A recent headline in The Chronicle for Higher Education states that "Americans Have Interest in but Ignorance of Science" (July 17, 1998). Jane Gregory and Steve Miller, authors of Science in Public: Communication, Culture and Credibility, demonstrate that very little new exists where the popularization of science is concerned regardless of the information era. In fact, the levels of science literacy is neither declining nor increasing, however there are important distinctions to be made when referring to the public, there is no single monolithic 'public'.
The authors have compiled one of the most thorough and most readable surveys of science literacy in print. Moreover, the theory and philosophy of science information dissemination, the philosophy of informal science education, the role of different media are all presented using the most illustrative of examples. The authors take their examples from history and/or current everyday life, be it the glove of OJ or Faraday's Chemistry of a Candle, the layperson will recognize most, if not all, of the popularized illustrations.
Early chapters present the authors summaries of what science literacy and popularized science has meant over the centuries, and what it currently means for government, industry, academe and the populace. The authors do not assume any point of view; in fact, there is an excellent chapter that marshals the arguments for and against a scientifically educated public.
It should be noted that this book is not solely a listing or summarizing of all the programs that have existed and the impact of them. A discussion on power paradigms of scientific information demonstrates some exciting shifts, albeit resulting from unfortunate circumstances. Lay persons are finding themselves single area specialists in areas such as health and the environment; persons living with HIV and Aids, patients currently undergoing cancer therapies, environmental activists, are just a few examples of groups concerned enough to acquire a high level of science literacy. They have all demanded to know more, and in some cases have re-directed the scientists' research agenda. This demand is a grass roots example of a paradigmatic change.
It is difficult to find any stone unturned in this work. The critical reader will scramble to find examples or phenomena not discussed by this versed duo. Just as one clings to a topic they feel could counter a point in the book, the authors present the counter argument as if on cue. The reader who is seeking a point of view or a political leaning should look elsewhere. As mentioned earlier, this is a summary of informal science education not a position piece. The in-depth analysis of mass media and science journalism though goes beyond the typical review and summary treatment. The extensive and varied experience the authors (editor, science writers, professors, scientist, etc) bring to this book render it the most interesting of its kind, as well as being a real joy to read.
There is a curious lacuna in this work in so far as there is very little coverage of the web and its impact on science literacy. It is possible that like so many of the phenomena we encounter daily, its impact will be less than we think, nevertheless it would have been an interesting discussion.

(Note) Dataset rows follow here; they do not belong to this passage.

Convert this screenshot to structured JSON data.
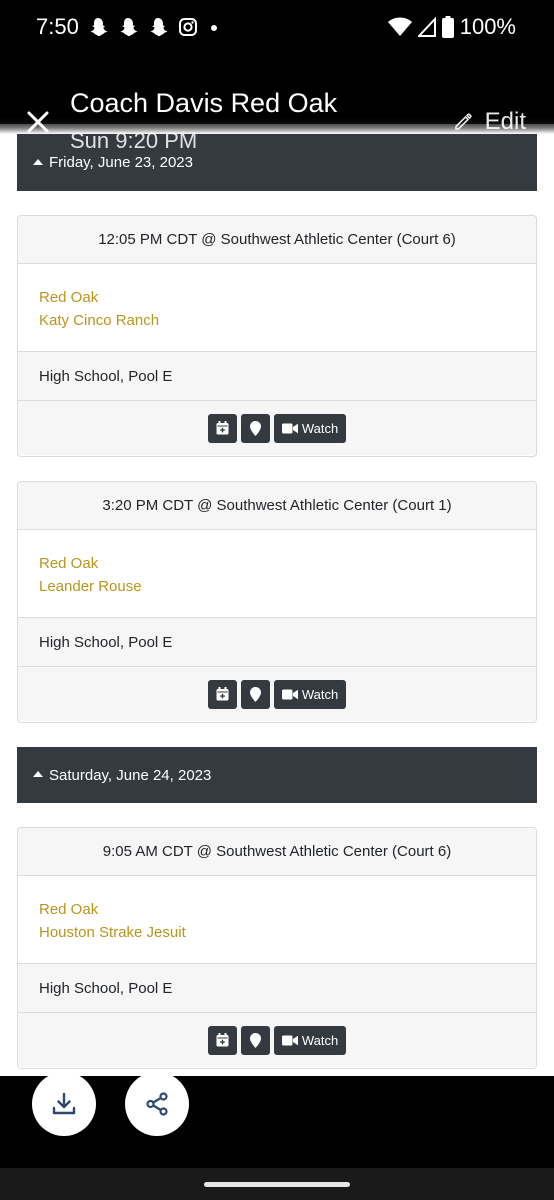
{
  "status_bar": {
    "time": "7:50",
    "battery": "100%"
  },
  "app_bar": {
    "title": "Coach Davis Red Oak",
    "subtitle": "Sun 9:20 PM",
    "edit_label": "Edit"
  },
  "days": [
    {
      "label": "Friday, June 23, 2023",
      "games": [
        {
          "time_location": "12:05 PM CDT @ Southwest Athletic Center (Court 6)",
          "team1": "Red Oak",
          "team2": "Katy Cinco Ranch",
          "division": "High School, Pool E",
          "watch_label": "Watch"
        },
        {
          "time_location": "3:20 PM CDT @ Southwest Athletic Center (Court 1)",
          "team1": "Red Oak",
          "team2": "Leander Rouse",
          "division": "High School, Pool E",
          "watch_label": "Watch"
        }
      ]
    },
    {
      "label": "Saturday, June 24, 2023",
      "games": [
        {
          "time_location": "9:05 AM CDT @ Southwest Athletic Center (Court 6)",
          "team1": "Red Oak",
          "team2": "Houston Strake Jesuit",
          "division": "High School, Pool E",
          "watch_label": "Watch"
        }
      ]
    }
  ],
  "colors": {
    "header_dark": "#343a40",
    "team_link": "#b8961e"
  },
  "icons": {
    "calendar": "calendar-add-icon",
    "location": "map-pin-icon",
    "watch": "video-camera-icon",
    "download": "download-icon",
    "share": "share-icon"
  }
}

The audience for this book is varied- every library, science, public, academic should consider this title. The price is reasonable enough that it allows all interested individuals to purchase a copy, rather than to queue up in what promises to be a long list of library users. The scientist, both amateur and research, the journalist, the student of science history, philosophy and sociology, journalism, communication, librarian and library science, the high school science teacher, are all potential readers. The survey of this topic is comprehensive enough to be considered a textbook example of the survey or review method.